In one of the more curious moments in the Republican debate on Wednesday night, Gov. Rick Perry of Texas invoked 17th-century science in discussing his doubts about climate change. He cited the astronomer and mathematician Galileo Galilei — often called the father of modern science — in suggesting that the current thinking that climate change is a result of human activity could be overturned. “Galileo got outvoted for a spell,” he said.
On the surface, though, his example seemed to illustrate the opposite of the point that Mr. Perry might have been trying to make. Galileo, whose astronomical observations confirmed the Copernican theory that the Earth revolved around the Sun, was basing his assertions on empirical knowledge and faced opposition from the Roman Catholic Church, which supported the Ptolemaic view of an Earth-centered universe.
Mr. Perry, by contrast, has said repeatedly that he does not believe the empirical evidence compiled by scientists in support of climate change, but that he does adhere to faith-based principles.
Was Mr. Perry trying to depict Galileo as a maverick among scientific thinkers of his time? If so, the governor was wrong, says one historian who has studied the trial of Galileo.
“If Perry means to say that at some point some body of scientists said Galileo was wrong, that didn’t happen,” said the historian, Thomas F. Mayer, who teaches at Augustana College in Rock Island, Ill.
Galileo and Copernicus were long ago proved right, but even in Galileo’s day there were scientists who supported him, Dr. Mayer said. “His notions about science were not that far out there,” he said. “There were a lot of other scientists, especially in Rome, who more or less agreed with his scientific observations.”
Perhaps, then, Mr. Perry was referring to the church’s trial of Galileo on charges of heresy, in 1633, in which the astronomer was convicted and sentenced to house arrest. In that case he was “outvoted” not by other scientists but by church leaders.
Asked about Mr. Perry’s remark, Mark Miner, a spokesman for the Perry campaign, said, “The governor was referring to vetting policies before implementing ideas that will result in job losses.” Mr. Miner did not elaborate.
The 1633 trial was not really about science, many historians say. It was about Galileo’s disobeying a 1616 order to abandon Copernican views.
“It was almost like a contempt of court,” said Mario Biagioli, a professor of law and science and technology studies at the University of California at Davis. Dr. Biagioli said there was some validity to the comparison. “Theology at the time was the powerful discipline, and Galileo went up against it and was condemned,” he said. “Now the powerful discipline is science and not theology.”

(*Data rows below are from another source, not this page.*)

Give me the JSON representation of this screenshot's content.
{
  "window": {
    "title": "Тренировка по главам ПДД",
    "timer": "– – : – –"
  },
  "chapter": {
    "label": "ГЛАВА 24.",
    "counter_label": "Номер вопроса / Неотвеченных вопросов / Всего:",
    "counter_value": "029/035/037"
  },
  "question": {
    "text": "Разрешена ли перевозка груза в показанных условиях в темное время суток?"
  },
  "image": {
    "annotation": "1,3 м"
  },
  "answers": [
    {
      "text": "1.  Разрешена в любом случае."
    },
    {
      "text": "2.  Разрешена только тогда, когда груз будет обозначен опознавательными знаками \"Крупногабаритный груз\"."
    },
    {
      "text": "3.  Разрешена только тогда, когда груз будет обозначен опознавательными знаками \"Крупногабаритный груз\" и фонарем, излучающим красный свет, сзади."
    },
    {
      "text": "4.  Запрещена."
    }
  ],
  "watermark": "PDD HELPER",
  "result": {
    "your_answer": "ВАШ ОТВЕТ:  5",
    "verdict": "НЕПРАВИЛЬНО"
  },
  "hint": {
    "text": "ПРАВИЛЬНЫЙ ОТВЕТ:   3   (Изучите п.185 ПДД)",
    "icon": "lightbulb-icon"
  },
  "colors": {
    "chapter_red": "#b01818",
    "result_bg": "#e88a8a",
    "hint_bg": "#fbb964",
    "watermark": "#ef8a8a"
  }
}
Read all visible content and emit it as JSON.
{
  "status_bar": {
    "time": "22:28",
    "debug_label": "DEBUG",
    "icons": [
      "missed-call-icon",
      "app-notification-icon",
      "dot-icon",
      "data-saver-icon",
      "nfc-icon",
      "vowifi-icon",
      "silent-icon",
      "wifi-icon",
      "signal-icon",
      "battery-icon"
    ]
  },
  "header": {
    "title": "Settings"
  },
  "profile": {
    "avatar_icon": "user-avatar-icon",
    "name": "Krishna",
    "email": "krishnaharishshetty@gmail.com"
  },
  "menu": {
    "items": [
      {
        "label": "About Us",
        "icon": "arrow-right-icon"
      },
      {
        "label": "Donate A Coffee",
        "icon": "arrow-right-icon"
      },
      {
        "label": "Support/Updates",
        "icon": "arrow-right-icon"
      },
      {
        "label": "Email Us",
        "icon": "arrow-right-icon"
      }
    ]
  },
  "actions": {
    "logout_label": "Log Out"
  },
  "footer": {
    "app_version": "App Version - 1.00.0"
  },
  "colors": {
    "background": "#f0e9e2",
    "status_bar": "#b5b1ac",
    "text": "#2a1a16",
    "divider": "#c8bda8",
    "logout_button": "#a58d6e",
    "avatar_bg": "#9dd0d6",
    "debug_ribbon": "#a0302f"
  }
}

But the comparison is also flawed, Dr. Biagioli said. “Galileo was not a doubter. He said, ‘Look, this is the evidence I have,’ ” he said. “It was the theologians who were saying, ‘No, no, no, this evidence is inconclusive.’ ”